TASK BRIEF: The answer should be a single number: how many lines of the entries below hold the word "JSON".

+ + + +

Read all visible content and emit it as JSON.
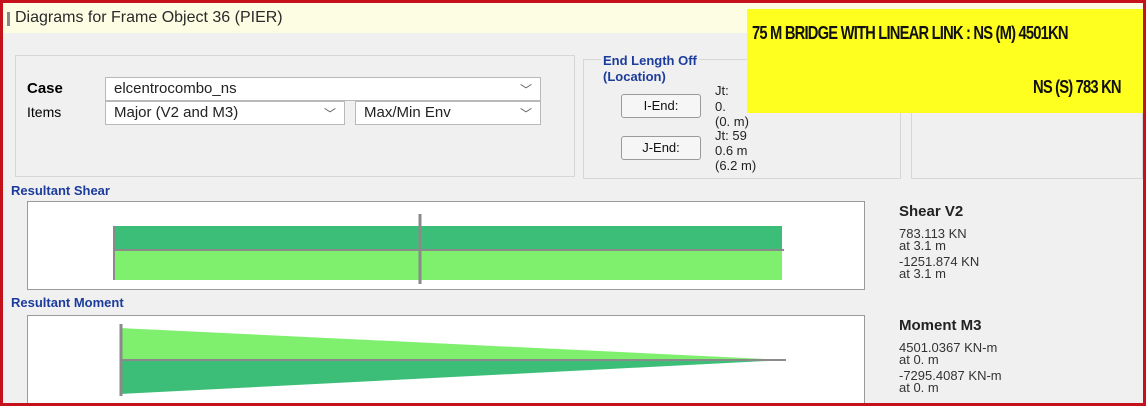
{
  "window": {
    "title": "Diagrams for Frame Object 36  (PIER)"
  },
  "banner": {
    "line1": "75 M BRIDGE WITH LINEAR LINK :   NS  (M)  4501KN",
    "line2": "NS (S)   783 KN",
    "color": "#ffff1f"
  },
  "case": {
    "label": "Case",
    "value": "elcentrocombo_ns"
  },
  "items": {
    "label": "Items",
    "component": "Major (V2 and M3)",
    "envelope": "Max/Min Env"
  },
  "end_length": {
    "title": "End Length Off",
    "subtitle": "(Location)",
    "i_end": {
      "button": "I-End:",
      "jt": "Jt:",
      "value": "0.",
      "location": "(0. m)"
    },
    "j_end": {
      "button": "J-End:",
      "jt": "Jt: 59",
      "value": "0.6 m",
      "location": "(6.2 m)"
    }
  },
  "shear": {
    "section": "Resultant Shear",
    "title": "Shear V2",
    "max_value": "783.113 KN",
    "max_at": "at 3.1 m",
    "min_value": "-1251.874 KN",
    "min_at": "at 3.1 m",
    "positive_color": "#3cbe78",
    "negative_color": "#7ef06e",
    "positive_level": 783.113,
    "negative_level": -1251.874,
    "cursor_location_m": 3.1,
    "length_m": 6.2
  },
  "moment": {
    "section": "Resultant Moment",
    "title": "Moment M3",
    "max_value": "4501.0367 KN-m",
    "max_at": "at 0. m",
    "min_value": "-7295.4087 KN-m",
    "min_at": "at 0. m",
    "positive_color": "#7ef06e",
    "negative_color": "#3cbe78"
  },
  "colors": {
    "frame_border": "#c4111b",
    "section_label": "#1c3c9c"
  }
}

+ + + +

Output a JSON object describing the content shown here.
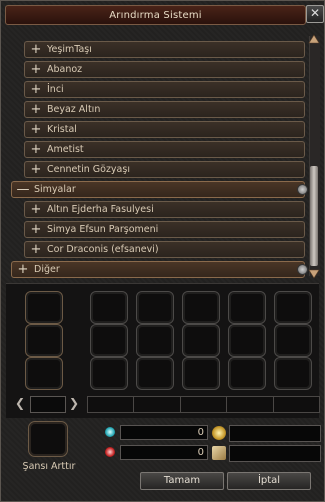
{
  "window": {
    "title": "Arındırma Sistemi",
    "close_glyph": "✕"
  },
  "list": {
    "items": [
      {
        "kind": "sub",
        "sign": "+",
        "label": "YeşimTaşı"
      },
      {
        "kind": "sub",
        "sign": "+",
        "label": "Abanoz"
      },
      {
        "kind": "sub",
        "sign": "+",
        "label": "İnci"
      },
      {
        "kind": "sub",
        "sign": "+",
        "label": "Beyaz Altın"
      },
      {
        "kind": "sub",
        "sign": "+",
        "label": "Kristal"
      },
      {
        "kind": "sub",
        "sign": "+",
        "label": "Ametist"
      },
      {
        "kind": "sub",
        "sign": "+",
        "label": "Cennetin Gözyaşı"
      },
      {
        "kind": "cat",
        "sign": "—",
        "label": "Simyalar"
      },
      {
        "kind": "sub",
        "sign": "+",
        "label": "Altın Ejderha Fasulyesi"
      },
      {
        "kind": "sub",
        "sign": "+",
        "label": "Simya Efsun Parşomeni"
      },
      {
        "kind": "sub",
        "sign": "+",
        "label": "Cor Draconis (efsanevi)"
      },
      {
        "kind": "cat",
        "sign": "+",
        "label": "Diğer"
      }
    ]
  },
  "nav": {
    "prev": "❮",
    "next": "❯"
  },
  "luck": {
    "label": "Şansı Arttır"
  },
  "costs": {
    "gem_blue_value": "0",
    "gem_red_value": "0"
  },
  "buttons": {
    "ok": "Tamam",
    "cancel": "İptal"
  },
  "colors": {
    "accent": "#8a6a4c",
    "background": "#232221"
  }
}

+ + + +

FINISHED EXERCISE: 2